    2269(55) “Structure” is the composite result of putting together or building related components in an ordered scheme. Enumeration of types of structures in this rule subsection shall not be construed as excluding from the application of this rule chapter any other structure which by usage, design, dimensions, or structural configuration meets the general definition herein provided and requires engineering considerations similar to the following:

    2333(a) “Rigid Coastal Structures” are characterized by their solid or highly impermeable design or construction. Typically included within this category are groins, breakwaters, mound structures, jetties, weirs, seawalls, bulkheads, and revetments.

    2364(b) “Minor Structures” are designed to be expendable, and to minimize resistance to forces associated with high frequency storms and to break away when subjected to such forces, and which are of such size or design as to have a minor impact on the beach and dune system.

    2412(c) “Major Structures” which, as a result of design, location, or size could cause an adverse impact to the beach and dune system. Major structures include:

    24381. “Nonhabitable Major Structures” which are designed primarily for uses other than human occupancy. Typically included within this category are roads, bridges, storm water outfalls, bathhouses, cabanas, swimming pools, and garages.

    24692. “Habitable Major Structures” which are designed primarily for human occupancy and are potential locations for shelter from storms.
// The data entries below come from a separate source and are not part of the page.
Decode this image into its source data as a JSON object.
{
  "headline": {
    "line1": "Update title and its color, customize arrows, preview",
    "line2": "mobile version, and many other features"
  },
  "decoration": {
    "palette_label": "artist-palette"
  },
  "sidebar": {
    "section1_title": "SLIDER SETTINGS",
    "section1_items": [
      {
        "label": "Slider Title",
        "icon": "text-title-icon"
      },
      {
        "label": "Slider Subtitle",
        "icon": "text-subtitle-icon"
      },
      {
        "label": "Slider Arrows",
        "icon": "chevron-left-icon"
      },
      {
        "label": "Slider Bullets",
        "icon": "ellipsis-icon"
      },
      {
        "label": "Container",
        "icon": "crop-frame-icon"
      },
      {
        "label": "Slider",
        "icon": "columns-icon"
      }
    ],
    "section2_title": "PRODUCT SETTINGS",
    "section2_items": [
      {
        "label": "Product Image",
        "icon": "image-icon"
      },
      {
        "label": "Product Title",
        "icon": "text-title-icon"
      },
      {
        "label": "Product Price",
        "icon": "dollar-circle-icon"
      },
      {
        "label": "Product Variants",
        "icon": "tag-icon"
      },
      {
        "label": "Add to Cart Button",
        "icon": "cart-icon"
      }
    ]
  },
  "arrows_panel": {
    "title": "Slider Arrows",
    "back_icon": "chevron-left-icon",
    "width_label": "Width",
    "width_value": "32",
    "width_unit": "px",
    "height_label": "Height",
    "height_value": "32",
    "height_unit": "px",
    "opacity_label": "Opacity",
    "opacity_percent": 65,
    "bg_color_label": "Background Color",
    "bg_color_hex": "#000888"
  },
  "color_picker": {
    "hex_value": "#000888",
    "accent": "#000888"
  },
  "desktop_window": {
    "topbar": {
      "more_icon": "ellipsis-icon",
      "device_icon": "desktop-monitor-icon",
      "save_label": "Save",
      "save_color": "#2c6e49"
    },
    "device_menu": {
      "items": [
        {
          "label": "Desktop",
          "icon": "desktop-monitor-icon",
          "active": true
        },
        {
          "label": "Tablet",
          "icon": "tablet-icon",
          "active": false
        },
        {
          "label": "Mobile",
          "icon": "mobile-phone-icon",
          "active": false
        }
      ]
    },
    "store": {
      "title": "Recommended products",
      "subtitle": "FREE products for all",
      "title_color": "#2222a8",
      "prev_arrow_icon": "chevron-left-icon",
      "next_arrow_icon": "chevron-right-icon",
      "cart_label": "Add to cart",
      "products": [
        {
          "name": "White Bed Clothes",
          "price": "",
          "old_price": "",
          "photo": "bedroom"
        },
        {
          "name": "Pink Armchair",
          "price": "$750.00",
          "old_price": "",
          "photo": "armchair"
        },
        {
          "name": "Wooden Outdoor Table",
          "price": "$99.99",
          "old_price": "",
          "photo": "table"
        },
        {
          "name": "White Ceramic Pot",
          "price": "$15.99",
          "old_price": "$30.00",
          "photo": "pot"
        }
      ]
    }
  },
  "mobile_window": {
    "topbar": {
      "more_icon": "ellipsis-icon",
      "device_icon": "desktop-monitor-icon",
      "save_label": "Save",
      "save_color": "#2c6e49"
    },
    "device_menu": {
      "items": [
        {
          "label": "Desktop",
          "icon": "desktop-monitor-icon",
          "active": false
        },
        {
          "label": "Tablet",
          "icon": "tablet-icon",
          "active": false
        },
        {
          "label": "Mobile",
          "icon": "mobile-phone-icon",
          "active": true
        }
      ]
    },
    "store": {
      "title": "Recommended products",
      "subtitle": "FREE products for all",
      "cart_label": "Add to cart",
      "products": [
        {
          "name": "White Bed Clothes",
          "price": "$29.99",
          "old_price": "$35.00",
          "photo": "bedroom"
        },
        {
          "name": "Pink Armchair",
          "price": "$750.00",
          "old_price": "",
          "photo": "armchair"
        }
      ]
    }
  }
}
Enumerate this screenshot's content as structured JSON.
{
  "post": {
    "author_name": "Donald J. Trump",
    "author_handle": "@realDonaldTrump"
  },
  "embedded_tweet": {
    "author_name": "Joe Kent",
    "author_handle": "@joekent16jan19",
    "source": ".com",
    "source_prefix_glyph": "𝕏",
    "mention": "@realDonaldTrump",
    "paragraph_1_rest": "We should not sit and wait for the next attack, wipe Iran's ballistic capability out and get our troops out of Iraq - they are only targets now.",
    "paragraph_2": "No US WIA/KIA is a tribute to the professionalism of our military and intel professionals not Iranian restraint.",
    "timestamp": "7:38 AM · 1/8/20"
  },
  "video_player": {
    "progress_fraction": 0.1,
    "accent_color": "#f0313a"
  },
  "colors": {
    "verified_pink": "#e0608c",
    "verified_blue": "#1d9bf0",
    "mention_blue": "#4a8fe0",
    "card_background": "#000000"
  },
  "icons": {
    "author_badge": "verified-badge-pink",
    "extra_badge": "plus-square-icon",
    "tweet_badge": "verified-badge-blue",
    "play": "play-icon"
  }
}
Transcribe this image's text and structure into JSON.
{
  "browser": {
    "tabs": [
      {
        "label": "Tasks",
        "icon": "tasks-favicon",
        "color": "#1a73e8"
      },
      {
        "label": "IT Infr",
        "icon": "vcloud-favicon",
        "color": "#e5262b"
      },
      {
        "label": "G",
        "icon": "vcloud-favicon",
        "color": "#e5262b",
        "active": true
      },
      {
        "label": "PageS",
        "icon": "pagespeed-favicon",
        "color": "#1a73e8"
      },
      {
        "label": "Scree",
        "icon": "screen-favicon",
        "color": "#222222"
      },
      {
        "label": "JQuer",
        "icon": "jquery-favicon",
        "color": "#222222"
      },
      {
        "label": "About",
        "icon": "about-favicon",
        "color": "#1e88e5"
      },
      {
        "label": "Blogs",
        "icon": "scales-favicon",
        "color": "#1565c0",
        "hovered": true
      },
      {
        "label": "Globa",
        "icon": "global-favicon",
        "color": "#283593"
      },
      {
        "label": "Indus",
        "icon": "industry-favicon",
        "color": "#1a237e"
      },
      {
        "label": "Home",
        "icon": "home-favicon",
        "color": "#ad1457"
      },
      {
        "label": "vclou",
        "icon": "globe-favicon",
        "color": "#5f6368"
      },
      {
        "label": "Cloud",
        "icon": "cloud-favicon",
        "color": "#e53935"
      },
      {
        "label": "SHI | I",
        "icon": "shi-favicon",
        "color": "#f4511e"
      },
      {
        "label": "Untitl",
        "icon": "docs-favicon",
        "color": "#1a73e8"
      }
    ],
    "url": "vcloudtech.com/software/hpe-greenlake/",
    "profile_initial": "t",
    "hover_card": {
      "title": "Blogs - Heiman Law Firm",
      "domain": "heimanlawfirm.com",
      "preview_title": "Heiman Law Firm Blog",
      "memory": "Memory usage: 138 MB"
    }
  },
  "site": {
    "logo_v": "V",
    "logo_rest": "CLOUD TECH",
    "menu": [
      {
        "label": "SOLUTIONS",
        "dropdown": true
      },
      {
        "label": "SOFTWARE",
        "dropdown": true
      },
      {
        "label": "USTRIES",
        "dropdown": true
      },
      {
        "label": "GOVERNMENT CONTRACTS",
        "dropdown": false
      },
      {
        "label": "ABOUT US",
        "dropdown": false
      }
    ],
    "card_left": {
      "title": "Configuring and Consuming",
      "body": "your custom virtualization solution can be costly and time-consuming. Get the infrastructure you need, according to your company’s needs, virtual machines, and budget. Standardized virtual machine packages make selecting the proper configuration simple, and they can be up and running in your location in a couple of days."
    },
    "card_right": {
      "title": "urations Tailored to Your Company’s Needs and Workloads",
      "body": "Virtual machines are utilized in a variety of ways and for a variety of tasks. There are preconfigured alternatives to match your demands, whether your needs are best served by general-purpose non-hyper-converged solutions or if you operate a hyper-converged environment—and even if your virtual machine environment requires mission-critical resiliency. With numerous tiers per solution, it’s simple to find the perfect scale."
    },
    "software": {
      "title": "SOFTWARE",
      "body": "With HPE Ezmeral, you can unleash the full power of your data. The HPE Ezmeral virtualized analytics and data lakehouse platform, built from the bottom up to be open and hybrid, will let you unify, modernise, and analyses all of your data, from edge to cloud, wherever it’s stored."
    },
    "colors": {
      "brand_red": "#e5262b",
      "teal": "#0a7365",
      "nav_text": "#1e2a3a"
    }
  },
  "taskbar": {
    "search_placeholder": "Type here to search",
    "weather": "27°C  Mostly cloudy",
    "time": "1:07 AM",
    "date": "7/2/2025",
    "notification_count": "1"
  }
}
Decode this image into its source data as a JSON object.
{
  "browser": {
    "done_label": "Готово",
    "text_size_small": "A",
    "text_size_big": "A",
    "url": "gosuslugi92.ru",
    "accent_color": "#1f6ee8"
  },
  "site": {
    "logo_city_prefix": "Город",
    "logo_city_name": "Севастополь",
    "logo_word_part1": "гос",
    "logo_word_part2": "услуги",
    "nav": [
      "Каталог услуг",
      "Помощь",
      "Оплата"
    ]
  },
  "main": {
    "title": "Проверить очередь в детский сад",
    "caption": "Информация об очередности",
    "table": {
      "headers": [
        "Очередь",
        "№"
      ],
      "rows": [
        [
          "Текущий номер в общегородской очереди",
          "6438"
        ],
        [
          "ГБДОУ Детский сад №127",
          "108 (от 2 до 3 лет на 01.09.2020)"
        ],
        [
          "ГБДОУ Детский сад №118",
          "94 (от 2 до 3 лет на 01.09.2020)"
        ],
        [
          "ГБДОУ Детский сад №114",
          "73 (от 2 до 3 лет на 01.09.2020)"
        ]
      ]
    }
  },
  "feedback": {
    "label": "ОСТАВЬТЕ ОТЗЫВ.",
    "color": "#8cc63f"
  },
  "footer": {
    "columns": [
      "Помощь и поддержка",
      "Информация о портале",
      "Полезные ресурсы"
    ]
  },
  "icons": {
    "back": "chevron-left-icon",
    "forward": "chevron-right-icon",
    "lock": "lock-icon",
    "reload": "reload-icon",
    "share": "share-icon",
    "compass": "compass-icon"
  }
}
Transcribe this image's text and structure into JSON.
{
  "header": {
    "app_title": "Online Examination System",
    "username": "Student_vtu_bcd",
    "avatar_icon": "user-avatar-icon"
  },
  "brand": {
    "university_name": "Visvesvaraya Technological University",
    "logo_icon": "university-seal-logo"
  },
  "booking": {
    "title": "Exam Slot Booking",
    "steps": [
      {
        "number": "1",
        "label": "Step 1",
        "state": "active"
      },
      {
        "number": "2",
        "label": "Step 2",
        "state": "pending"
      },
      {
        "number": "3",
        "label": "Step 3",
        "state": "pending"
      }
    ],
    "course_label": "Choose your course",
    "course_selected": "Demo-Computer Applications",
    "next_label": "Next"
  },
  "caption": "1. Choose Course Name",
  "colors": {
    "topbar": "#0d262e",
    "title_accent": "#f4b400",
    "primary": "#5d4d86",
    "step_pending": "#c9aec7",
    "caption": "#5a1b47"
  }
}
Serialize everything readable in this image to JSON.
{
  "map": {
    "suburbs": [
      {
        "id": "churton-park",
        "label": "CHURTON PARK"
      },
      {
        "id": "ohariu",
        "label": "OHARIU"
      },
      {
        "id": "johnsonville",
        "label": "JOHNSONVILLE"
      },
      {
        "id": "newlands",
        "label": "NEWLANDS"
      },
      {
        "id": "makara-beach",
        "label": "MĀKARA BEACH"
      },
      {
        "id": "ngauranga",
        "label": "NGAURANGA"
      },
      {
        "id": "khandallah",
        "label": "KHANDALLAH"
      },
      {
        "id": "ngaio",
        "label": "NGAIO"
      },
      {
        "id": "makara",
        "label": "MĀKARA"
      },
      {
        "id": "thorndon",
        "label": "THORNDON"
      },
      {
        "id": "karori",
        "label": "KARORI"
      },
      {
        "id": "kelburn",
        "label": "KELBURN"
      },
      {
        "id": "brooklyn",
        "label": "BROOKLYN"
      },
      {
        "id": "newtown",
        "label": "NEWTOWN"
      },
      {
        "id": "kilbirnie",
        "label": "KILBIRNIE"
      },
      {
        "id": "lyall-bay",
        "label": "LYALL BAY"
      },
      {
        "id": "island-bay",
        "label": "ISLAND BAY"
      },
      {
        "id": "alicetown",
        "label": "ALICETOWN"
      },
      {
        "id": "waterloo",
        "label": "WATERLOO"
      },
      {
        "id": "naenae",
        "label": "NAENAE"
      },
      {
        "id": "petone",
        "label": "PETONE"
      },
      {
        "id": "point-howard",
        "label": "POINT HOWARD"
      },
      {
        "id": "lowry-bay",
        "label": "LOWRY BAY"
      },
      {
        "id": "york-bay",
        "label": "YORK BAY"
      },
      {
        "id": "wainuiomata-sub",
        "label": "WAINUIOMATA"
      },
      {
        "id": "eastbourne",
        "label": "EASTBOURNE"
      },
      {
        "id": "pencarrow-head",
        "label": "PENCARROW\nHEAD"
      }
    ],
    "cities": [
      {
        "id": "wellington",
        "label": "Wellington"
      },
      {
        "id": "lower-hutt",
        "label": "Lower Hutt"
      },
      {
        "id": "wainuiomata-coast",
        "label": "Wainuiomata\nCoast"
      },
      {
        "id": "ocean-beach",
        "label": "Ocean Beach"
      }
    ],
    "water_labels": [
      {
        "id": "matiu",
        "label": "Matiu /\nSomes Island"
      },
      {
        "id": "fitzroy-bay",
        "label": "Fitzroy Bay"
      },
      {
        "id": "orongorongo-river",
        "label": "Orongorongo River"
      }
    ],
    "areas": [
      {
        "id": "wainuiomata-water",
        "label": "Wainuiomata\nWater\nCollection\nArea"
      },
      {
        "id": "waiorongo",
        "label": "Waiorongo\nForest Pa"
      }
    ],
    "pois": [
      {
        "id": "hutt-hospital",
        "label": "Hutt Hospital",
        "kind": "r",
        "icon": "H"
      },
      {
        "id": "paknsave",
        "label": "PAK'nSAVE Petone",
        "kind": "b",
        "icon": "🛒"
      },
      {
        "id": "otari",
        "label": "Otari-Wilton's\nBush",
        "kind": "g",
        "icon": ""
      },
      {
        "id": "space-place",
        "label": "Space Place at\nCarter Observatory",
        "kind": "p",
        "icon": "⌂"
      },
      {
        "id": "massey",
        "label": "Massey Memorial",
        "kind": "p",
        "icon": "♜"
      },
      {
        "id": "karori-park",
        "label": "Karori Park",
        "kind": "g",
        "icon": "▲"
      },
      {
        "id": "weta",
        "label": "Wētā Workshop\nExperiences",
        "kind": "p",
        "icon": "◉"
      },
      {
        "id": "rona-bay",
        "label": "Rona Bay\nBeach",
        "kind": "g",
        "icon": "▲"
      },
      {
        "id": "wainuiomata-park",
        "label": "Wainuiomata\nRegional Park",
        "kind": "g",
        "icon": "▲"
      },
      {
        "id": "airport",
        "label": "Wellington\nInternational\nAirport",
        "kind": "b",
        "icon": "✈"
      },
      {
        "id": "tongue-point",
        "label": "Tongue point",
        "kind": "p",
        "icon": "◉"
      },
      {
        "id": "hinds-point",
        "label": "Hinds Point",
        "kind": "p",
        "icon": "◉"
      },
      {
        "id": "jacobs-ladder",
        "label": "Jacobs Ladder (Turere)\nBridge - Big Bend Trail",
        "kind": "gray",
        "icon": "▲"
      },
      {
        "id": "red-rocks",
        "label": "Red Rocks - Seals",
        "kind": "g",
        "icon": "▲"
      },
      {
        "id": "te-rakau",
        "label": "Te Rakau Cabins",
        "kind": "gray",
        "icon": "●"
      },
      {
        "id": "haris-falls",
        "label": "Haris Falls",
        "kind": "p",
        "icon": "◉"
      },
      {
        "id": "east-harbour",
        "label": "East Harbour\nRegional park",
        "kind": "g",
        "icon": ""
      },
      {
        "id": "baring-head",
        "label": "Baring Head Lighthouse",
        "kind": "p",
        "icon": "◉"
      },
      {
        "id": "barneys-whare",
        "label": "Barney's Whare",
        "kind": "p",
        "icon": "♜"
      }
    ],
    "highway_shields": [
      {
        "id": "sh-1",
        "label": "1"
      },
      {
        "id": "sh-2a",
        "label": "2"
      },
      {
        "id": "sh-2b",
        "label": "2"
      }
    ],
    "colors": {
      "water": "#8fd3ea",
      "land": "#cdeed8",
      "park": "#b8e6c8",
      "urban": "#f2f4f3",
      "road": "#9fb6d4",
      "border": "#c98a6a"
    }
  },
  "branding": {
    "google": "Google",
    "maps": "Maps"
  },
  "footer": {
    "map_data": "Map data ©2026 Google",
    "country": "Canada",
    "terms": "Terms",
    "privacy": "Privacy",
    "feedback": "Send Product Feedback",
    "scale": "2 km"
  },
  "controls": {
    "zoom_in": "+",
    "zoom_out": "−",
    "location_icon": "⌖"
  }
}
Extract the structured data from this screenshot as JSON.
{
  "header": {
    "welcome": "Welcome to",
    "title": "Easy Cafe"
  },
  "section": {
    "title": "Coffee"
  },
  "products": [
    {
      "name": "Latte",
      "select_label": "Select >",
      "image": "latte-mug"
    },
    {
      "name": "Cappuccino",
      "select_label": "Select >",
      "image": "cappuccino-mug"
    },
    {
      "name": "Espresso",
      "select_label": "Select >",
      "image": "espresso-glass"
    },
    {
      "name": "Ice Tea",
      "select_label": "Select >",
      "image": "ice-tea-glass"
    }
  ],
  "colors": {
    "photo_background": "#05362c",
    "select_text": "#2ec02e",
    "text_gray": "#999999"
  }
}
Typically included within this category are residences, hotels, and restaurants.

    2498(56) “Thirty-year Erosion Projection” or “30-year Erosion Projection” is the projection of long-term shoreline recession occurring over a period of 30 years based on shoreline change information obtained from historical measurements.

    2529(57) “Toe scour protection” is a supplemental structure or structural component of armoring designed to prevent waves from scouring and undermining the base of the armoring.

    2555(58) “Understructure” is any wall, partition, or other solid fabrication not comprising a part of the structural support system and located below the first floor support structure.

    2582(59) “Vulnerable” is when an eligible structure is subject to either direct wave attack or to erosion from a 15-year return interval storm which exposes any portion of the foundation. 2612Vulnerability will be determined by using the methodologies referenced in subparagraph 262362B-33.0051(1)(a)2., 2624F.A.C., or the “SBEACH-32 Users Interface Manual “dated January 10, 1996 2635http://www.flrules.org/Gateway/reference.asp?No=Ref-12082, 2637“SBEACH Report 1”dated July 1, 1989, 2643http://www.flrules.org/Gateway/reference.asp?No=Ref-12083, 2645“SBEACH Report 2” dated May 1 1990, 2652http://www.flrules.org/Gateway/reference.asp?No=Ref-12084, 2654“SBEACH Report 3” dated May 1,1993, 2661http://www.flrules.org/Gateway/reference.asp?No=Ref-12085, 2663“SBEACH Report 4” dated April 1, 1996, 2670http://www.flrules.org/Gateway/reference.asp?No=Ref-12086, 2672and “SBEACH Report 5” dated August 1,1998, 2680http://www.flrules.org/Gateway/reference.asp?No=Ref-12087 2682by the U.S. Army Corps of Engineers, which is hereby adopted and incorporated by reference, and which may be obtained at the following web address: www.dep.state.fl.us/beaches.

    2708Rulemaking Authority 2710161.052(11), 2711161.053(20), 2712161.085(5) FS. 2714Law Implemented 2716161.052(1), 2717(2), (3), (4), (5), (6), (7), 2723161.053(2), 2724(4), (5), (6), (8), (9), (11), (12), (14), (17), (19), (21), 2735161.0535, 2736161.054(1), 2737(2), (5), 2739161.085(1), 2740(2), (3), (4), (6), (7), (8), (9) FS. History–New 11-18-80, Amended 3-17-85, 11-10-85, Formerly 16B-33.02, Amended 5-12-92, Formerly 16B-33.002, Amended 9-12-96, 1-26-98, 8-27-00, 7-1-01, 12-31-01, 6-13-04, 5-31-07, 7-17-08, 11-28-18, 7-29-20.